The history of Scotland is undoubtedly rich and complex. From the earliest Stone Age hunter gatherers of 12,000 BC, to the arrival of Roman legions in AD71 and the Viking invasions from AD793, early Scottish life underwent rapid change. Our more recent history encompasses the cultural, intellectual and artistic renaissance of the mid-15th century and the dramatic industrial advances of the 1800s. All of this and much, much more make up Scotland's magnificent and renowned ancestry.

David Watt - Arts & Business Scotland

The history of Scotland is undoubtedly rich and complex. From the earliest Stone Age hunter gatherers of 12,000 BC, to the arrival of Roman legions in AD71 and the Viking invasions from AD793, early Scottish life underwent rapid change. Our more recent history encompasses the cultural, intellectual and artistic renaissance of the mid-15th century and the dramatic industrial advances of the 1800s. All of this and much, much more make up Scotland’s magnificent and renowned ancestry.

Scotland boasts six UNESCO World Heritage Sites. St. Kilda, Edinburgh Old Town and New Town, the Heart of Neolithic Orkney, New Lanark, the Antonine Wall and the Forth Bridge. Scotland ranks 12th out of an index of 50 developed and developing nations, based on its reputation for being rich in cultural heritage. The most recent Historic Environment Audit (SHEA) found that the historic environment contributed in excess of £2.3 billion to Scotland’s economy in 2015/16, accounts for 1.3 per cent of Scotland’s total employment and attracts over 14.6 million visitors a year.

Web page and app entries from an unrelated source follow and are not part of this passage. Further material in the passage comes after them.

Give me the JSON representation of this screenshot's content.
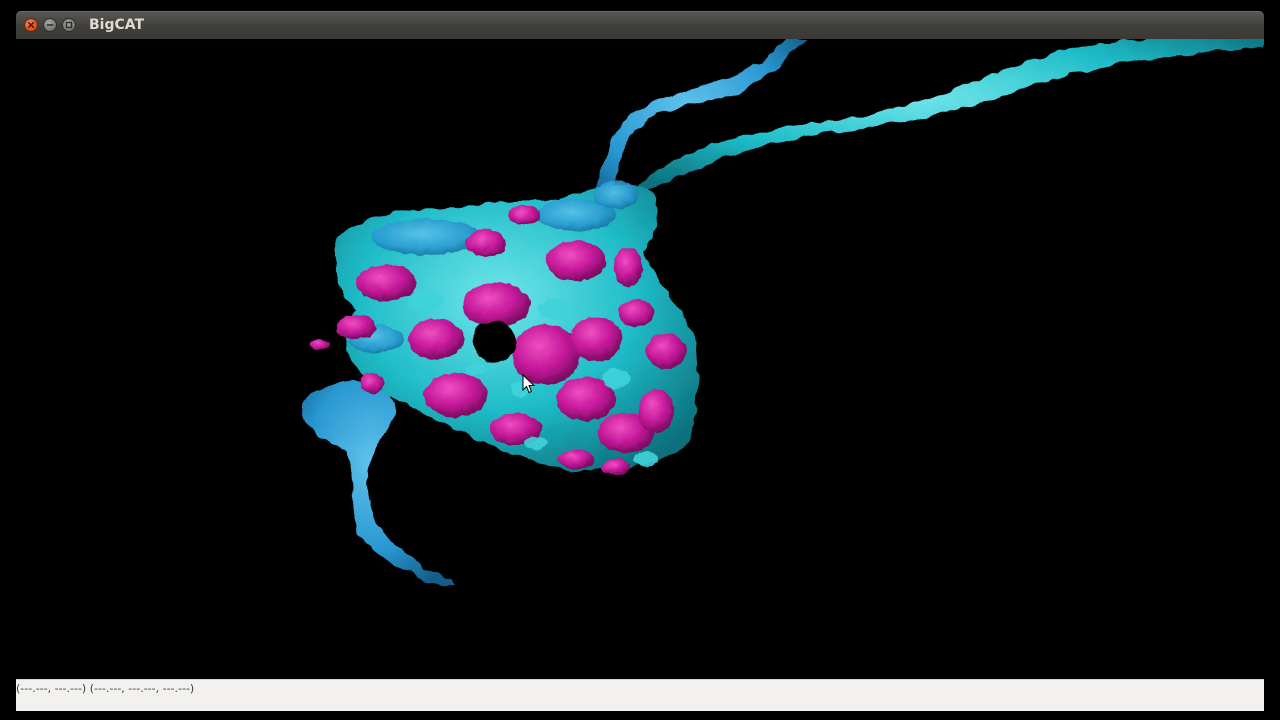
{
  "window": {
    "title": "BigCAT",
    "buttons": [
      {
        "name": "close",
        "icon": "close-icon"
      },
      {
        "name": "minimize",
        "icon": "minimize-icon"
      },
      {
        "name": "maximize",
        "icon": "maximize-icon"
      }
    ]
  },
  "viewer": {
    "background": "#000000",
    "colors": {
      "neurite_a": "#1fc6cf",
      "neurite_b": "#2a9fd6",
      "synapse": "#c2188f"
    }
  },
  "status": {
    "coordinates": "(---.---, ---.---) (---.---, ---.---, ---.---)"
  }
}
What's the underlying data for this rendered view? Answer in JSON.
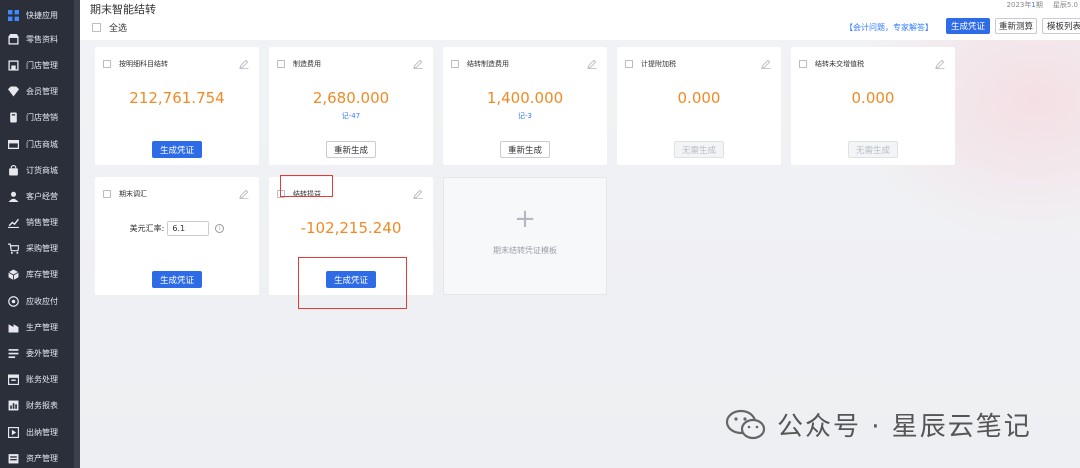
{
  "sidebar": {
    "items": [
      {
        "label": "快捷应用",
        "icon": "grid-icon"
      },
      {
        "label": "零售资料",
        "icon": "shop-icon"
      },
      {
        "label": "门店管理",
        "icon": "store-icon"
      },
      {
        "label": "会员管理",
        "icon": "diamond-icon"
      },
      {
        "label": "门店营销",
        "icon": "tag-icon"
      },
      {
        "label": "门店商城",
        "icon": "mall-icon"
      },
      {
        "label": "订货商城",
        "icon": "bag-icon"
      },
      {
        "label": "客户经营",
        "icon": "user-icon"
      },
      {
        "label": "销售管理",
        "icon": "chart-icon"
      },
      {
        "label": "采购管理",
        "icon": "cart-icon"
      },
      {
        "label": "库存管理",
        "icon": "box-icon"
      },
      {
        "label": "应收应付",
        "icon": "money-icon"
      },
      {
        "label": "生产管理",
        "icon": "factory-icon"
      },
      {
        "label": "委外管理",
        "icon": "list-icon"
      },
      {
        "label": "账务处理",
        "icon": "ledger-icon"
      },
      {
        "label": "财务报表",
        "icon": "report-icon"
      },
      {
        "label": "出纳管理",
        "icon": "cash-icon"
      },
      {
        "label": "资产管理",
        "icon": "asset-icon"
      }
    ]
  },
  "header": {
    "title": "期末智能结转",
    "select_all": "全选",
    "period_prefix": "2023年",
    "period_num": "1",
    "period_suffix": "期",
    "user": "星辰5.0",
    "help_link": "【会计问题，专家解答】",
    "btn_generate": "生成凭证",
    "btn_recalc": "重新测算",
    "btn_template": "模板列表"
  },
  "cards": [
    {
      "title": "按明细科目结转",
      "value": "212,761.754",
      "ref": "",
      "button": "生成凭证",
      "button_style": "primary"
    },
    {
      "title": "制造费用",
      "value": "2,680.000",
      "ref": "记-47",
      "button": "重新生成",
      "button_style": "default"
    },
    {
      "title": "结转制造费用",
      "value": "1,400.000",
      "ref": "记-3",
      "button": "重新生成",
      "button_style": "default"
    },
    {
      "title": "计提附加税",
      "value": "0.000",
      "ref": "",
      "button": "无需生成",
      "button_style": "disabled"
    },
    {
      "title": "结转未交增值税",
      "value": "0.000",
      "ref": "",
      "button": "无需生成",
      "button_style": "disabled"
    },
    {
      "title": "期末调汇",
      "rate_label": "美元汇率:",
      "rate_value": "6.1",
      "button": "生成凭证",
      "button_style": "primary"
    },
    {
      "title": "结转损益",
      "value": "-102,215.240",
      "ref": "",
      "button": "生成凭证",
      "button_style": "primary"
    }
  ],
  "add_card": {
    "label": "期末结转凭证模板"
  },
  "watermark": {
    "text": "公众号 · 星辰云笔记"
  },
  "colors": {
    "accent": "#2e6be6",
    "value_orange": "#f08a24",
    "highlight_red": "#e33b3b",
    "sidebar_bg": "#2b2f3a"
  }
}
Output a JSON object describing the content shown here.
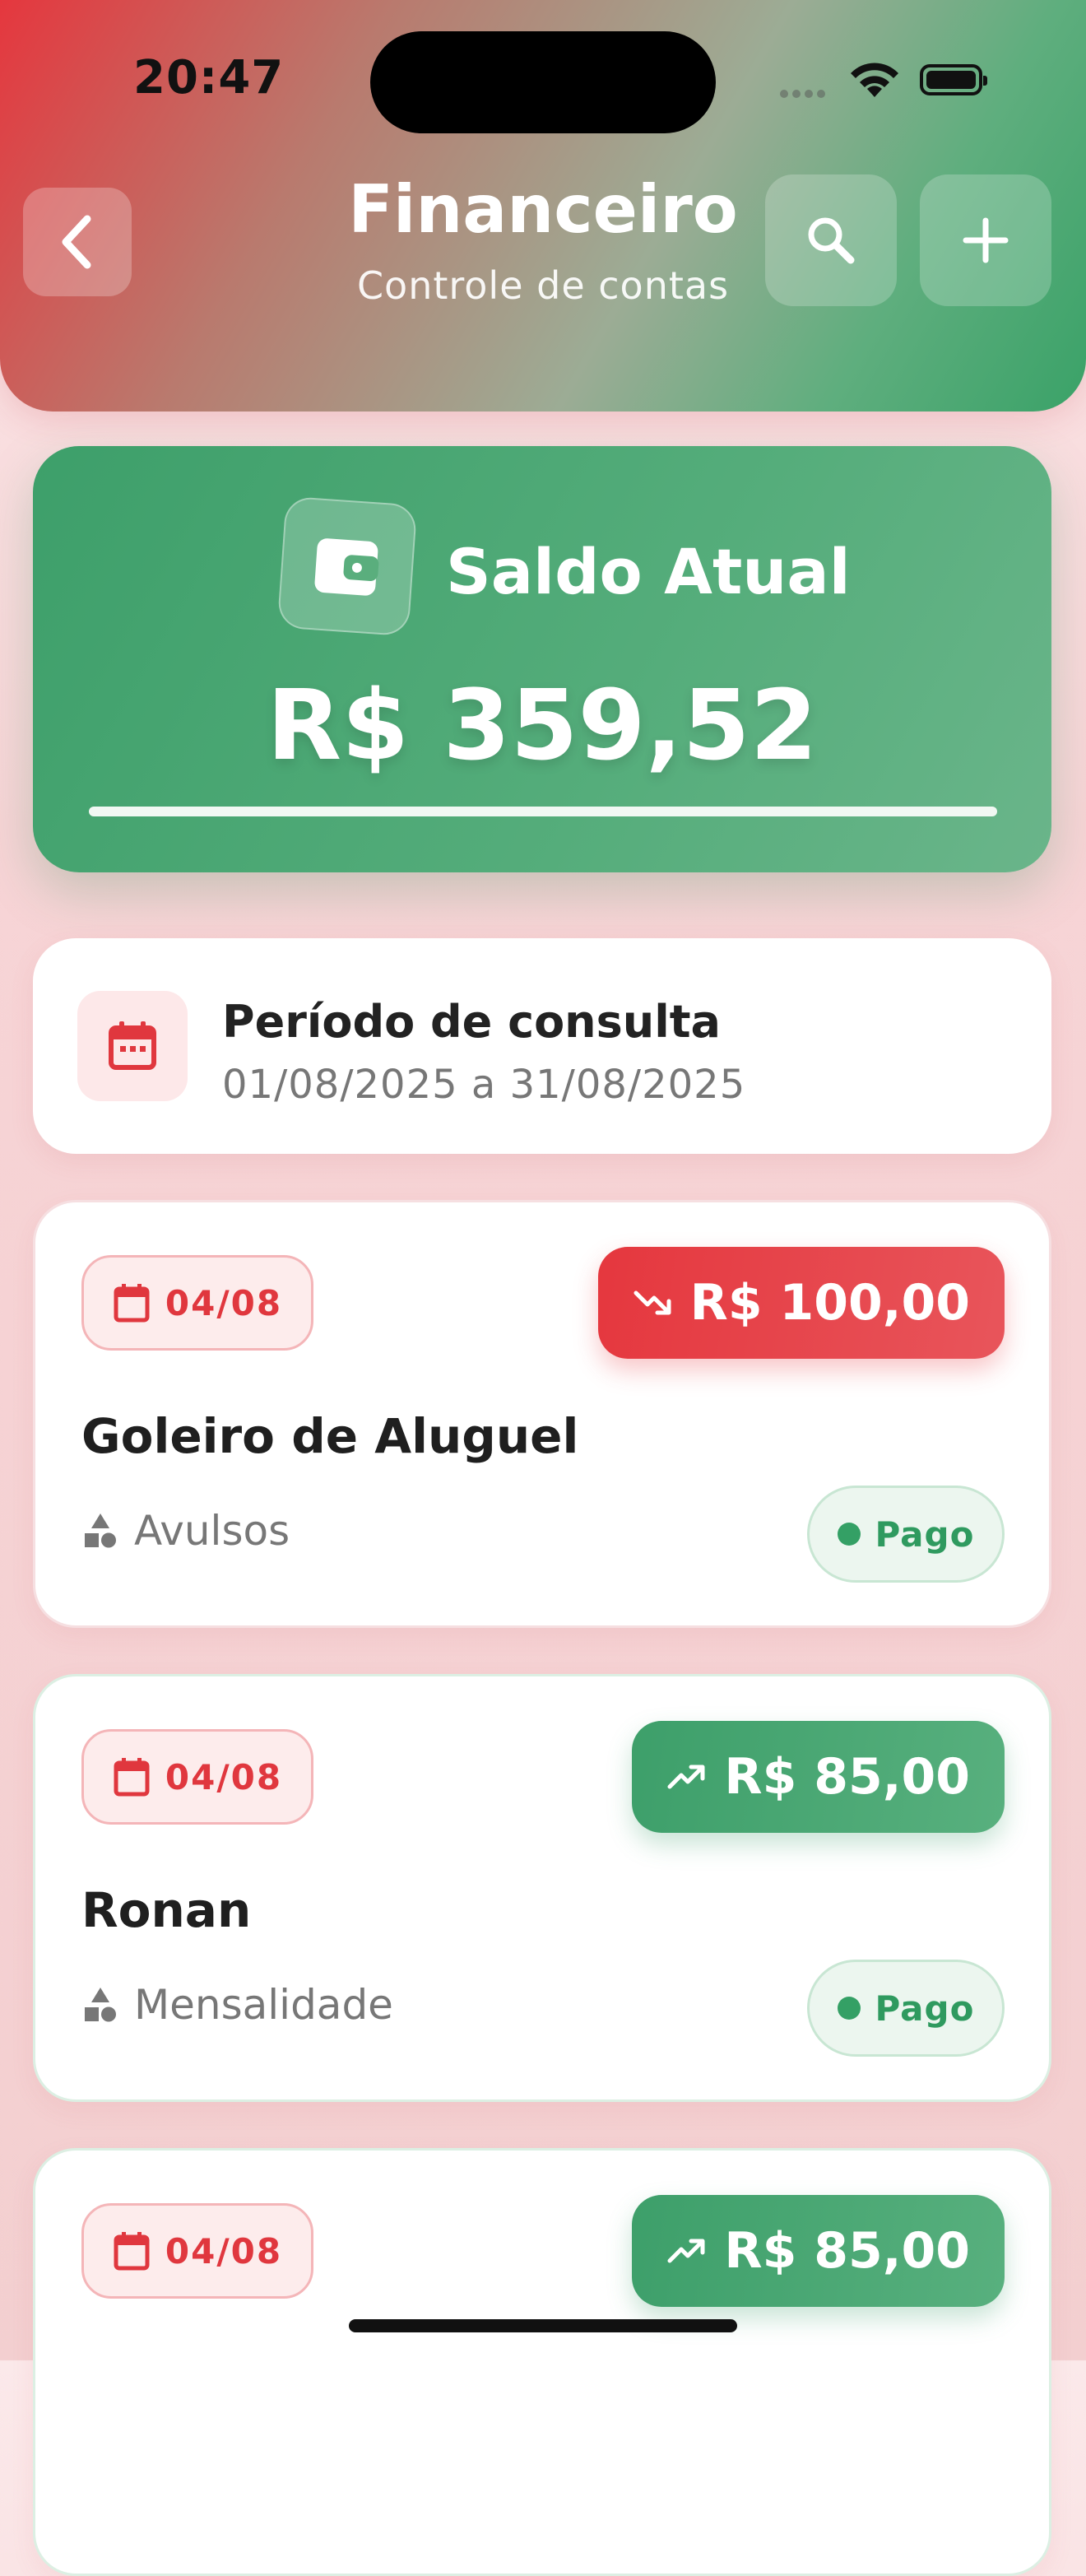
{
  "status_bar": {
    "time": "20:47"
  },
  "header": {
    "title": "Financeiro",
    "subtitle": "Controle de contas",
    "back_icon": "chevron-left-icon",
    "search_icon": "search-icon",
    "add_icon": "plus-icon"
  },
  "balance": {
    "label": "Saldo Atual",
    "value": "R$ 359,52",
    "icon": "wallet-icon"
  },
  "period": {
    "title": "Período de consulta",
    "range": "01/08/2025 a 31/08/2025",
    "icon": "calendar-icon"
  },
  "transactions": [
    {
      "date": "04/08",
      "amount": "R$ 100,00",
      "type": "expense",
      "trend_icon": "trending-down-icon",
      "name": "Goleiro de Aluguel",
      "category": "Avulsos",
      "status": "Pago"
    },
    {
      "date": "04/08",
      "amount": "R$ 85,00",
      "type": "income",
      "trend_icon": "trending-up-icon",
      "name": "Ronan",
      "category": "Mensalidade",
      "status": "Pago"
    },
    {
      "date": "04/08",
      "amount": "R$ 85,00",
      "type": "income",
      "trend_icon": "trending-up-icon",
      "name": "",
      "category": "",
      "status": ""
    }
  ],
  "colors": {
    "expense": "#e5373e",
    "income": "#3d9f6a",
    "accent_red": "#e0373e"
  }
}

Sign up to our Opinion newsletter

Sign up to our Opinion newsletter

As our heritage informs our modern way of life, it seems appropriate that 2017 has been defined as the official year of History, Heritage and Archaeology, providing us with a unique opportunity to celebrate all that Scotland’s rich past has to offer and the people who work tirelessly to protect it.

The Forth Bridge

The importance of our historical environment in our daily lives should not be underestimated.

In an evolving public funding landscape, where financial resources are scarce, it is important to support those groups and individuals who are the custodians of our heritage. To this end, we established Resourcing Scotland’s Heritage, a training and capacity building programme. Running since 2014, it has trained more than 600 individuals from over 400 organisations, helping them to develop their fundraising skills to maintain and develop our rich heritage for the people of Scotland.

As this training programme enters its fourth year in what is the year of History, Heritage and Archaeology, we want to encourage even more people, to take part and benefit from this vital training programme.

The Forth Bridge